2. If even skilled lawyers are feeling stymied by remote sessions, what can the clerk’s office do to help pro se litigants navigate the system?

Pro se litigants deserve as much support as is possible to be able to utilize and navigate the court system. To that end, I propose, using some of the law library space to create an electronic training area with a designated staff person present to give a live tutorial, which would be mandatory if you are a pro se litigant. For those who chose an interactive online tutorial, or those who have adequate home electronic access, there will an option for a live chat for familiarity training with the electronic legal system.

3. Now that Circuit Court Clerk Dorothy Brown is stepping down, many of her top employees also are leaving. How will you fill Shakman-decree exempt positions to make sure you hire highly capable people who understand the court system?

Sadly, it is public knowledge that this office has a pervading persona of deception, denial, secrecy and investigations regarding corruption and patronage. I am no one’s puppet, so I can just do the right thing. There will never be a case of hiring political allies to positions that are deemed to be free of political influence. Further, any new employees hired will be the result only of personal integrity and the highest of qualifications for the position, as selection criteria. The lack of ethics in the current department is shameless, but finally revealed. I have coined, “Dirty laundry always gets delivered, so I don’t have to do it.”

4. Should the chief judge’s office use “courtroom administrators” to perform some tasks traditionally performed by Circuit Court clerk employees? Why or why not?

Typically, court clerks are the oil in the hub of the court system running smoothly, and their role will continue to be vital. Having said that the entire court process must involve team action. Cross-training to interface when and where needed would be a premise of my leadership. Court administrators also have essential functions, and I do not see court clerks performing their duties, but at times, it would be beneficial for a court administrator to extend their function to cover for court clerk duties as needed.

5. The Cook County courts struggled with a backlog of cases even before the pandemic arrived. Now that backlog is expected to explode. What will you do about that?

Cook County court is back in session for in-person processing excluding jury trials.
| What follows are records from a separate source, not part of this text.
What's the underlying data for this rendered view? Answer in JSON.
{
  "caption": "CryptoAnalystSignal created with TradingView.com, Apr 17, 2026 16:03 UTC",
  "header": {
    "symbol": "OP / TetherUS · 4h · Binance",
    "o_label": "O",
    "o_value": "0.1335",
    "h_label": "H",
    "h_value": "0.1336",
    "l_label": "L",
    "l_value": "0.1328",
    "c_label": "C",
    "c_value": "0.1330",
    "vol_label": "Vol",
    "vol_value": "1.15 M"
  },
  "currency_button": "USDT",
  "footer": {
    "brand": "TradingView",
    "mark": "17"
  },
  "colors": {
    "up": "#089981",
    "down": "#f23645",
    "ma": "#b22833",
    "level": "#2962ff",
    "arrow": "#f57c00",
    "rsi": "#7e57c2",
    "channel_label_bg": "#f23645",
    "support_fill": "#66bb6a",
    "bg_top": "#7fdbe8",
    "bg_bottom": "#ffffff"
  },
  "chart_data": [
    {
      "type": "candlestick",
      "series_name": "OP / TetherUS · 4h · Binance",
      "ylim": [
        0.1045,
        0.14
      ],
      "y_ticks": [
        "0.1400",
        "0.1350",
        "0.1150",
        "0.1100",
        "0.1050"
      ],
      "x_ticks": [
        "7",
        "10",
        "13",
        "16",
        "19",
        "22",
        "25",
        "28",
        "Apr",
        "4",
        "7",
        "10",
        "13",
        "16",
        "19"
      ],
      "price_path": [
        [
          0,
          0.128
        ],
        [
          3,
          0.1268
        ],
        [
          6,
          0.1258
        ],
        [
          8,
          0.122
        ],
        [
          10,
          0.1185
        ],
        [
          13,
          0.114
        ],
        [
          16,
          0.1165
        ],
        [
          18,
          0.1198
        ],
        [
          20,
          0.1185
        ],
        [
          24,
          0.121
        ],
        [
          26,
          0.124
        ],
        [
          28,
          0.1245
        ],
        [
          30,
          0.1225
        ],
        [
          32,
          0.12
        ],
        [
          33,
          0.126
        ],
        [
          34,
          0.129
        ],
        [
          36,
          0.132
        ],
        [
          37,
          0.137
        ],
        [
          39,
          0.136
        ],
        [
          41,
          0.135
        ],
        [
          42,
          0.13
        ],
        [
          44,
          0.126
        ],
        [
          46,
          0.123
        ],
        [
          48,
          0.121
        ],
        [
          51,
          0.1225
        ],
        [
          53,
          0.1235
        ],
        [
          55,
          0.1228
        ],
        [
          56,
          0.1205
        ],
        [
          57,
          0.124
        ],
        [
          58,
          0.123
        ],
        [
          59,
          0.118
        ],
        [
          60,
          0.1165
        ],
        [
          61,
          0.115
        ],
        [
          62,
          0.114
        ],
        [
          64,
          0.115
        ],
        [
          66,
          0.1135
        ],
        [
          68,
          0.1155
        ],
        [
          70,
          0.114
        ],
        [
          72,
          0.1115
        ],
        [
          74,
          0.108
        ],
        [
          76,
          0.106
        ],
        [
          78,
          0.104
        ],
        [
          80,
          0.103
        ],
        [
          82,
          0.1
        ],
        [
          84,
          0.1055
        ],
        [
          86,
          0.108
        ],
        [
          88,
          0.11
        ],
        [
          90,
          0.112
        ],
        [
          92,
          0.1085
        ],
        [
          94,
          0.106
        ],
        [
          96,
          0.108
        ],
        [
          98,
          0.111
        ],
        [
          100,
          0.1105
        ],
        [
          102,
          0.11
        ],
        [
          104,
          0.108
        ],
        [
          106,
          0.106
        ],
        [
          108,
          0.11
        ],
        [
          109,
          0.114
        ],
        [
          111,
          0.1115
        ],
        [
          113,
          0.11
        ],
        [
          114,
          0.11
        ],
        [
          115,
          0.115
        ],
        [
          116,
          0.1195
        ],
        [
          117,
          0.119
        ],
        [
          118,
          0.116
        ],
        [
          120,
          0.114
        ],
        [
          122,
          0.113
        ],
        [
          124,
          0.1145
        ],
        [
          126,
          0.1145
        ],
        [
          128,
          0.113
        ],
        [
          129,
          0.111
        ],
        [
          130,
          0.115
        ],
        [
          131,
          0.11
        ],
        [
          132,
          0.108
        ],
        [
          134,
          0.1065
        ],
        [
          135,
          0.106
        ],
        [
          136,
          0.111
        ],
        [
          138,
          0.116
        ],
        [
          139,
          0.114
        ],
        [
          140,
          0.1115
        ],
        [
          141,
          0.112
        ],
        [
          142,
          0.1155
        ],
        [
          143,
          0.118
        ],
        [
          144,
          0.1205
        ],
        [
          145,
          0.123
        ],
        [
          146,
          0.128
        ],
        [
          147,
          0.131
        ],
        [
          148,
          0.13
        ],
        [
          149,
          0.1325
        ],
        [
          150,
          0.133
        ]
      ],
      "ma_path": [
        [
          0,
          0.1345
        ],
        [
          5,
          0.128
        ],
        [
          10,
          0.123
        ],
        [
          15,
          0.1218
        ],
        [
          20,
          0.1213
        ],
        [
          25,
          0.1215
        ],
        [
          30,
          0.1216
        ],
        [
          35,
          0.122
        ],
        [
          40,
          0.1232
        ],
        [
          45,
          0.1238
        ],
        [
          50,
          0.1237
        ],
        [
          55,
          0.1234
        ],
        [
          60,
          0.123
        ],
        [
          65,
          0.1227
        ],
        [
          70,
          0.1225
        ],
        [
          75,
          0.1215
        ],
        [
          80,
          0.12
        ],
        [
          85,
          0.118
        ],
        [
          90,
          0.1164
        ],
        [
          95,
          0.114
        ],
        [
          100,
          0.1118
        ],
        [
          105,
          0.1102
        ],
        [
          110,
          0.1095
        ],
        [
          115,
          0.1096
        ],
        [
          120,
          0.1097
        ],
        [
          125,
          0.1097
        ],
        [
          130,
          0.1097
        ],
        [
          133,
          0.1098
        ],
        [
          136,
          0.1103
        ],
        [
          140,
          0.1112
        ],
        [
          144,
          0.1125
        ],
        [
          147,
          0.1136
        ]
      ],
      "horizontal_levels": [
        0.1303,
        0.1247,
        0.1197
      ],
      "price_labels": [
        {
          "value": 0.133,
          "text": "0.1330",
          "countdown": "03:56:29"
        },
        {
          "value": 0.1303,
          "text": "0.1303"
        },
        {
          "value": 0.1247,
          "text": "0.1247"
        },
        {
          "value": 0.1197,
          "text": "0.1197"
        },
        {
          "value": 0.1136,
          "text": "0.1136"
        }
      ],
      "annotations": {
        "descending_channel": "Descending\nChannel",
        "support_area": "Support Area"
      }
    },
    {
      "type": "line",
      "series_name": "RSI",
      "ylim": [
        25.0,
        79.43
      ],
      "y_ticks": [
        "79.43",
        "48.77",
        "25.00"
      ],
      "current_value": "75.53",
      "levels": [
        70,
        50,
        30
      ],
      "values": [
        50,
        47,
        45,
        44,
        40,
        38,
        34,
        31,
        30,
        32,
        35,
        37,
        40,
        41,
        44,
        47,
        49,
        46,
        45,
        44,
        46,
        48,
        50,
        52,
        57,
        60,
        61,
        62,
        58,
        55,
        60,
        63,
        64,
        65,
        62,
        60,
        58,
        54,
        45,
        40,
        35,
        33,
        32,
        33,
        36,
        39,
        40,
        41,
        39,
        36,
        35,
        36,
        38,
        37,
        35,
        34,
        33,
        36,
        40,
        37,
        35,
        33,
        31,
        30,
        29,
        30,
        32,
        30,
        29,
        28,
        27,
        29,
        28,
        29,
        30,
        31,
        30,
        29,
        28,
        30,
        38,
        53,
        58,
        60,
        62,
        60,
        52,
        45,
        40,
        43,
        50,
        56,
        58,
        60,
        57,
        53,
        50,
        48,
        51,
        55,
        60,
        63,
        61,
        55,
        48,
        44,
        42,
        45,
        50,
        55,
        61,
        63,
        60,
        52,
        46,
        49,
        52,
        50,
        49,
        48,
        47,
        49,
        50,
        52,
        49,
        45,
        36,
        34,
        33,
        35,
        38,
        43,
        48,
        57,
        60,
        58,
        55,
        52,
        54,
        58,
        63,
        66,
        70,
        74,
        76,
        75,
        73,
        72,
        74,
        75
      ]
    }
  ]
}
The judges all have zoom licenses and are continuing to do their functions via video. A case backlog understandably arose as a result of the pandemic. The department can only move forward and at a more efficient manner if case prioritization is instituted based on offense. More entry level prosecutors need to be hired, and probono assistance is professionalism that is always welcome. Negotiations with the ARDC regarding Illinois considering making pro bono services a license renewal requirement would help relieve the backlog. Additionally, hopefully the process of expungement of 800,000 marijuana related offenses will help relieve the backlog.
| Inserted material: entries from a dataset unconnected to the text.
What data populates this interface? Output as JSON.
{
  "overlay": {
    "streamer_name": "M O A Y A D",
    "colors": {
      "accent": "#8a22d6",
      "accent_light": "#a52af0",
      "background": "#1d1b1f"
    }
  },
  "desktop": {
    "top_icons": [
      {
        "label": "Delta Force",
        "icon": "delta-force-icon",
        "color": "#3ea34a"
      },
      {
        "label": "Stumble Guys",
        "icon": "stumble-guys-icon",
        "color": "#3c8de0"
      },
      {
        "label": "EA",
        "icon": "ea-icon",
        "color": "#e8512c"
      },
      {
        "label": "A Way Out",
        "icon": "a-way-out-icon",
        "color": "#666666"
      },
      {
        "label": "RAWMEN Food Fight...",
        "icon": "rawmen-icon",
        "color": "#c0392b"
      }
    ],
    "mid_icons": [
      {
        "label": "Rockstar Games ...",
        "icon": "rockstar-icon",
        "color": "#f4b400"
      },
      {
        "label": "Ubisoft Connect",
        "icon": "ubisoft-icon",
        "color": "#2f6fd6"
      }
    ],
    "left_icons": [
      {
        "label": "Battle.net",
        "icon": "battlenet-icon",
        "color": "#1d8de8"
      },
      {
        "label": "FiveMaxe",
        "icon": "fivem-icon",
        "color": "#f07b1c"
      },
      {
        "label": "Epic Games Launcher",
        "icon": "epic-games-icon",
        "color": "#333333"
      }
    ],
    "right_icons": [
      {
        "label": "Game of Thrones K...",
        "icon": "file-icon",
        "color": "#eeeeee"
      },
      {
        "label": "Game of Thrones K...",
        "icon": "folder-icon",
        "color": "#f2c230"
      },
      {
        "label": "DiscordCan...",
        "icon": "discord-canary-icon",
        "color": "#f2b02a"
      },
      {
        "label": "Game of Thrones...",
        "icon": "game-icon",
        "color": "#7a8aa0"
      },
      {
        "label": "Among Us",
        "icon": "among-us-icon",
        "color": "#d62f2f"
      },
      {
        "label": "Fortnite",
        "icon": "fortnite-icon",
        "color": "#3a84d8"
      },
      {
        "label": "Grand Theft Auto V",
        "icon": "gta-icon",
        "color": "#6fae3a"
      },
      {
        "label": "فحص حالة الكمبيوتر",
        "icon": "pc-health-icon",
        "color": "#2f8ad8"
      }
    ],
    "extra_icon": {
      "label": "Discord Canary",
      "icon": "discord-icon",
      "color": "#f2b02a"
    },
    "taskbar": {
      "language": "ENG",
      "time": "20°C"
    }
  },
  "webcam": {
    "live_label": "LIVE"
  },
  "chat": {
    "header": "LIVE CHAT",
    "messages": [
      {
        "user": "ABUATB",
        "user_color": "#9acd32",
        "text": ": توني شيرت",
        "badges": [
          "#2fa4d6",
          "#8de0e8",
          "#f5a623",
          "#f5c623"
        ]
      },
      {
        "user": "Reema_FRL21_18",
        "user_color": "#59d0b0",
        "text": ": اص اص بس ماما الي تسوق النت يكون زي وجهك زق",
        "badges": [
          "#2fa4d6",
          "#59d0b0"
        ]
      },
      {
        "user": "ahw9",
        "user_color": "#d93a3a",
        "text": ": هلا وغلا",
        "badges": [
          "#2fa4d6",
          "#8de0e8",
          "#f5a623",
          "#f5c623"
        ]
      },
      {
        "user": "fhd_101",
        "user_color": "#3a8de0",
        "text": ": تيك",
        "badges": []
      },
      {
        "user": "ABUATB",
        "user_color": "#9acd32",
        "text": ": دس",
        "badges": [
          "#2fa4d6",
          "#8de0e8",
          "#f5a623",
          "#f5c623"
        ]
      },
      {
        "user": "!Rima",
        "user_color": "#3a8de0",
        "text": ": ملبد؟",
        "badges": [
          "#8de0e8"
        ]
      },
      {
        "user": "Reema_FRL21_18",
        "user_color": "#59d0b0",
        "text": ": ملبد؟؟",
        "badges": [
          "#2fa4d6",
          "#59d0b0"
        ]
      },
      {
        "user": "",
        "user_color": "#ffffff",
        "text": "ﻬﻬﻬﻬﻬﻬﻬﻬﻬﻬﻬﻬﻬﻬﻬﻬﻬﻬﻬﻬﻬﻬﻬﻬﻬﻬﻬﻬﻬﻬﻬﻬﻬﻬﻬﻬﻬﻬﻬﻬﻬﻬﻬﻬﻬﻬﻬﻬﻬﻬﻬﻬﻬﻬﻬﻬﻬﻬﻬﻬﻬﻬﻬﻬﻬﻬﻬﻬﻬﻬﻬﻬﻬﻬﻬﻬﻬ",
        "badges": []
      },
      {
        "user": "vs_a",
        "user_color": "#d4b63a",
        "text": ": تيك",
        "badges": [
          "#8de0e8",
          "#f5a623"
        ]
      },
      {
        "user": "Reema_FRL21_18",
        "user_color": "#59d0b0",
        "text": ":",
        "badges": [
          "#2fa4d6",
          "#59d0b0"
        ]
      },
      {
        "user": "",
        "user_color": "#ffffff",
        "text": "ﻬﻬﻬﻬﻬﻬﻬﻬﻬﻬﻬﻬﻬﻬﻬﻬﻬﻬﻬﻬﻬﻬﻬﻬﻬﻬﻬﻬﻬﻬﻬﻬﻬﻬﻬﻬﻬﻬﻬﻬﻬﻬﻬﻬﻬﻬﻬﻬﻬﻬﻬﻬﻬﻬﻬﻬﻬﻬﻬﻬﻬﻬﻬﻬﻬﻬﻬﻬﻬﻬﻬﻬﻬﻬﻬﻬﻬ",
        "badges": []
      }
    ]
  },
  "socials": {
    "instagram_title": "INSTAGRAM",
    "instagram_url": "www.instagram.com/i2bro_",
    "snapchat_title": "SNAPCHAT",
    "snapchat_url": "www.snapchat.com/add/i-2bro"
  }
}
6. Traffic cases at the Daley Center are being held via Zoom, not in person. What will you do to you to make this operate more smoothly?
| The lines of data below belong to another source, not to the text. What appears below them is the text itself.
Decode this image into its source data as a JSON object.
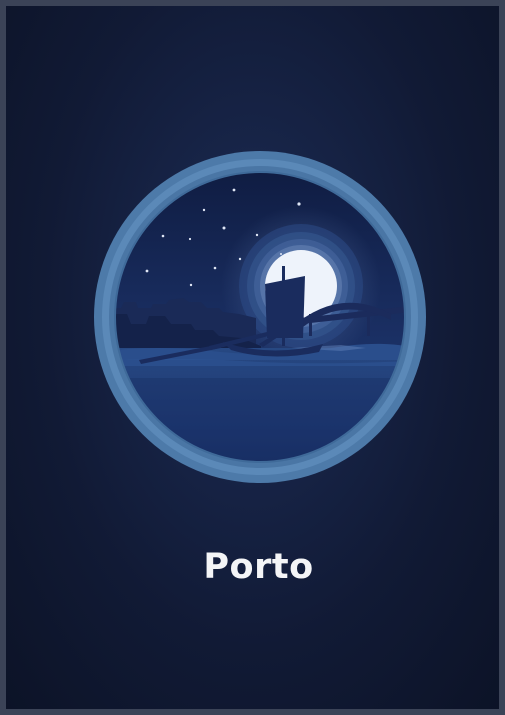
{
  "poster": {
    "title": "Porto",
    "background_color": "#111a35",
    "frame_color": "#3b4357",
    "ring_color": "#4d7aa9",
    "moon_color": "#eef3fb",
    "icons": [
      "porthole-ring",
      "moon-icon",
      "star-icon",
      "rabelo-boat-icon",
      "bridge-icon",
      "city-skyline-icon"
    ]
  }
}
Court proceedings done in any manner, i.e.; in person, via video conferencing, still are upheld to the highest legal standards and any tampering can be grounds to be jailed for contempt of court. Traffic cases at the Daley Center are being held via Zoom. First priority is respect for the procedure, and tight monitoring for any Zoom-bombing. As many services that are rapidly incorporating teleconferencing and accessible video solutions to achieve ends, so too, the circuit court must further streamline technologically. A dedicated Chief Innovation officer and interns should address more rapid and increased ease of access for traffic cases.